This is not an isolated example of a hedge fund being involved when an apparently successful enterprise heads into bankruptcy courts; the bankruptcy of “Linens ‘n Things” was similarly driven into bankruptcy, despite being profitable, by a rapacious hedge fund.
These folks essentially gamble with others people’s money and rake huge profits when their gambles succeed. They face few losses when their gambles fail; instead their investors and often the companies they “invest” in take it in the chin.
All that would be needed to complete a picture of hedge fund perfidy is if, somehow, pacificor had credit default swaps that hedged them in case “Terminator: Salvation” went bankrupt.

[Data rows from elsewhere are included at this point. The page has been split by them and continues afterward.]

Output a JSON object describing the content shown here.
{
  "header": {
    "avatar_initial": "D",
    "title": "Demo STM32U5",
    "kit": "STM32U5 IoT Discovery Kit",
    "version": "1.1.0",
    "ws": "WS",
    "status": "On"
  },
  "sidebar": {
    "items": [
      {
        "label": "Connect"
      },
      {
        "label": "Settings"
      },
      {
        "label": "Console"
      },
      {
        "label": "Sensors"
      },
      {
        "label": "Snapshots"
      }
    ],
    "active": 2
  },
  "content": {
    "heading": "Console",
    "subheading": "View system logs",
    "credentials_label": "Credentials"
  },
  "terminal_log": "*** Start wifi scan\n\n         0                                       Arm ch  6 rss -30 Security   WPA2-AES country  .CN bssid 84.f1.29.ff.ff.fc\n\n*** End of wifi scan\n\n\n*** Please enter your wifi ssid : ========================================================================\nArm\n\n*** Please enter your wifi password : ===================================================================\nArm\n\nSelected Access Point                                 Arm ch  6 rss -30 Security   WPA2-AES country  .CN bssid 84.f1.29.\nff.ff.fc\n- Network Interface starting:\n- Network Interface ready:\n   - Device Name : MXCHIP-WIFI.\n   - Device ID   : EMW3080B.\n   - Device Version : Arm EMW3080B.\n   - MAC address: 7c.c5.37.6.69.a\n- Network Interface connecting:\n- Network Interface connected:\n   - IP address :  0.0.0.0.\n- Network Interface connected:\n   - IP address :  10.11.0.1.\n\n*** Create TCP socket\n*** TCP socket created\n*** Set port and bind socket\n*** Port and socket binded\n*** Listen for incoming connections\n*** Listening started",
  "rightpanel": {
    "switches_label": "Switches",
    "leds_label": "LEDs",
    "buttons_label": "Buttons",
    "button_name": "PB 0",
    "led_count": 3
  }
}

That would give pacificor no incentive whatsoever to have “Terminator: Salvation” avoid chapter 11
I don’t usually buy into the notion of capitalist scum, but I will make an exception for hedge fund managers.
Joe Straczynski, the producer of Babylon 5, has waxed philosophical (just this side of cursing on teh internets) about how Warner Brothers continues to maintain B5 never made a profit.
‘Course, Warner Studios is a special case, in that there is Warner TV, Warner Movies, Warner Video, and they compete to see who can make the most money by not cooperating.
Joe has also waxed philosophical (in teh other direction) about how he is now a “A List” guy since getting noticed by and hooking up with Ron Howard and Clint Eastwood.
This sort of thing was inevitable – a production company dumps and dumps and dumps money into a movie, and the returns, even if they’re good, can’t make up for the cost. With actors alone expecting $20 million salaries, how could we not see this coming.
The Mel Brooks movies/musical titled ‘The Producers’ is a documentary about entertainment accounting, not fiction as most people think.
Does anyone know Neil Blomkamp’s address? I’d like to send him a copy of the Old Man’s War books with a note that reads “Forget about Halo. This is where it’s at!” If that man can’t direct that first battle in OMW between the CDF and the Consu, nobody can.
said the science fiction writer who just happens to have several that would make excellent, excellent films…
Judging by the recently released trailer for “Avatar”, James Cameron would appear to agree?
(Okay, so it’s not exactly the OMW scenario, but if Harlan Ellison could sabre-rattle his way into the credits of the Terminator films based on a substantially more tenuous similarity, I’d say you’re due a big fat paycheck here.)
Meh. I’m not the first person to think of brain transference, so I’m willing to let it slide.
John: I’m largely kidding (and I certainly don’t think you should actually sue!), but watching Sam Worthington get transferred into a blue-skinned ass-kicking machine was a little eyebrow-raising.
I certainly hope that this doesn’t affect OMW’s chances of getting optioned/made.
I don’t suspect it will. If Avatar does bang-up business, then the thinking will be “We need more big budget SF!” and that’s good for me.